◆ HOW TO COMPLETE THIS TASK ◆
Copy out all of the records, exactly as they appear.

───── PROVIDED INFORMATION

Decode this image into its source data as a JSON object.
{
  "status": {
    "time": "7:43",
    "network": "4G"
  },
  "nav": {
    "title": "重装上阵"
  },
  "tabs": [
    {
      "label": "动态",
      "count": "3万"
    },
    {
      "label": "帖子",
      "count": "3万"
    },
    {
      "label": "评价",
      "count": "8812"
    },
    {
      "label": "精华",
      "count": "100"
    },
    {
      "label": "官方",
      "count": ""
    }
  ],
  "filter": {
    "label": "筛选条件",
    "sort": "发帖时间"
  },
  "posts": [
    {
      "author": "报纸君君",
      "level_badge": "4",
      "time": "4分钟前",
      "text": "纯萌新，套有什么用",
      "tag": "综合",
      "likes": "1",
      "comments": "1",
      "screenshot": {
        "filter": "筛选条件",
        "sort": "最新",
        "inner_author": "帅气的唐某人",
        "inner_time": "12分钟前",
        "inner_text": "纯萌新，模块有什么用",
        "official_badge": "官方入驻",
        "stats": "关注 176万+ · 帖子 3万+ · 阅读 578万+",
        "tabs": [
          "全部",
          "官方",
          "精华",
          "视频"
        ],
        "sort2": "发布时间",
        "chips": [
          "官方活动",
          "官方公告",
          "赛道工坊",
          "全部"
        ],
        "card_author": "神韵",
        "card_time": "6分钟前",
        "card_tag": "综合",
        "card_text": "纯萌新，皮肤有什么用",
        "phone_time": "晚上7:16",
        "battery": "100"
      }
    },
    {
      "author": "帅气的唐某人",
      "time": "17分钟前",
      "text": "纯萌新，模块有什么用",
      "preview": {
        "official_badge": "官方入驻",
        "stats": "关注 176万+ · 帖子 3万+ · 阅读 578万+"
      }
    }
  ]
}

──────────

◆ RESPONSE BOX ◆
Decode this image into its source data as a JSON object.
{
  "status": {
    "time": "7:43",
    "network": "4G"
  },
  "nav": {
    "title": "重装上阵"
  },
  "tabs": [
    {
      "label": "动态",
      "count": "3万"
    },
    {
      "label": "帖子",
      "count": "3万"
    },
    {
      "label": "评价",
      "count": "8812"
    },
    {
      "label": "精华",
      "count": "100"
    },
    {
      "label": "官方",
      "count": ""
    }
  ],
  "filter": {
    "label": "筛选条件",
    "sort": "发帖时间"
  },
  "posts": [
    {
      "author": "报纸君君",
      "level_badge": "4",
      "time": "4分钟前",
      "text": "纯萌新，套有什么用",
      "tag": "综合",
      "likes": "1",
      "comments": "1",
      "screenshot": {
        "filter": "筛选条件",
        "sort": "最新",
        "inner_author": "帅气的唐某人",
        "inner_time": "12分钟前",
        "inner_text": "纯萌新，模块有什么用",
        "official_badge": "官方入驻",
        "stats": "关注 176万+ · 帖子 3万+ · 阅读 578万+",
        "tabs": [
          "全部",
          "官方",
          "精华",
          "视频"
        ],
        "sort2": "发布时间",
        "chips": [
          "官方活动",
          "官方公告",
          "赛道工坊",
          "全部"
        ],
        "card_author": "神韵",
        "card_time": "6分钟前",
        "card_tag": "综合",
        "card_text": "纯萌新，皮肤有什么用",
        "phone_time": "晚上7:16",
        "battery": "100"
      }
    },
    {
      "author": "帅气的唐某人",
      "time": "17分钟前",
      "text": "纯萌新，模块有什么用",
      "preview": {
        "official_badge": "官方入驻",
        "stats": "关注 176万+ · 帖子 3万+ · 阅读 578万+"
      }
    }
  ]
}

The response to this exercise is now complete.